By North of Highway (280), Westhampton Beach on Nov 3, 11 2:34 PM
Why don't the citizens of Hampton Bays have a vote on these decisions. I am sick of being the dumping ground for the Homeless, as well as Welfare
recipients. It is bad enough to watch out town slowly becoming a slum due to the decisions of Suffolk County and Southampton Town by ignoring our zoning, rentals etc.
By Bridget325 (27), Hampton Bays on Nov 3, 11 8:51 PM
1 member liked this comment
This comment has been removed because it is a duplicate, off-topic or contains inappropriate content.

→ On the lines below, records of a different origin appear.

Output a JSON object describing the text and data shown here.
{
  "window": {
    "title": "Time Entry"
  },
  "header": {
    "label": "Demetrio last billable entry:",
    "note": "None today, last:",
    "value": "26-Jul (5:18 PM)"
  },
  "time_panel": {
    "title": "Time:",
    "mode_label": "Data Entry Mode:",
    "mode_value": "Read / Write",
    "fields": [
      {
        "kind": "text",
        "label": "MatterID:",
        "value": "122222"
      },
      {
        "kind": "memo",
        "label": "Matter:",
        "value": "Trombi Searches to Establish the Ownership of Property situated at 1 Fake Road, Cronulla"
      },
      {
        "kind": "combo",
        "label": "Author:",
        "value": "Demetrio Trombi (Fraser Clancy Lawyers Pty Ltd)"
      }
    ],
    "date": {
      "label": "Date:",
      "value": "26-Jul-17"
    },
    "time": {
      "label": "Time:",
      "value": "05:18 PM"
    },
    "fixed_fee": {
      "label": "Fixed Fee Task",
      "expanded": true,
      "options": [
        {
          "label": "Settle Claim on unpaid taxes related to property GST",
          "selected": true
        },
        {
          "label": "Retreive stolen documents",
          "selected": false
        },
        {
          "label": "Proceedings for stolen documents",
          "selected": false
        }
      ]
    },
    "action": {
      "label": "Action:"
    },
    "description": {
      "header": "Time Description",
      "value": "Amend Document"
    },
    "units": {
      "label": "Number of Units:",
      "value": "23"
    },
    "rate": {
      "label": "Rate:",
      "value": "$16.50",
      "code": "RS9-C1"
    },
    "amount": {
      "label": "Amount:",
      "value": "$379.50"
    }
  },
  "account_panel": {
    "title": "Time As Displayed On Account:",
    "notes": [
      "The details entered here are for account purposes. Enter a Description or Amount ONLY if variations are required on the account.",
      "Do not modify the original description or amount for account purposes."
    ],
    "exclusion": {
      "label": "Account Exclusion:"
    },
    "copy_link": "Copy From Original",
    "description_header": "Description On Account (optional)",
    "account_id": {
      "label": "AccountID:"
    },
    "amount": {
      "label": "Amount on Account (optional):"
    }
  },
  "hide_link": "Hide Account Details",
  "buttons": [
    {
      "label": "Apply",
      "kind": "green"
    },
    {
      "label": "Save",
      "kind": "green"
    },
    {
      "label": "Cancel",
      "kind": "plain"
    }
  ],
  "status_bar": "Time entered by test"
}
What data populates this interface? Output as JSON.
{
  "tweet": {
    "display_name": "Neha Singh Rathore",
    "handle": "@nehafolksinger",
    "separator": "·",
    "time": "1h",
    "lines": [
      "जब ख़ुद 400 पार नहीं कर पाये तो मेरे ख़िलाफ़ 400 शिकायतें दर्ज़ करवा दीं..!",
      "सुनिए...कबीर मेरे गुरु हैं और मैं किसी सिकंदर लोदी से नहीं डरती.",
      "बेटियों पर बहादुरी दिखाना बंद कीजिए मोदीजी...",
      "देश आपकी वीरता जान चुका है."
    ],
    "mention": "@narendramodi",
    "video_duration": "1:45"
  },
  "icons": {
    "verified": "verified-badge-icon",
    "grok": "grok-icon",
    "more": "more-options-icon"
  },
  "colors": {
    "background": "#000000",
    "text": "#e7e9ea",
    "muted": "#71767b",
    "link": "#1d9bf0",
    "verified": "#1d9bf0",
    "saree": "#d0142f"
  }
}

By JacklynFranco, Columbus, Ohio on Jan 24, 13 9:33 PM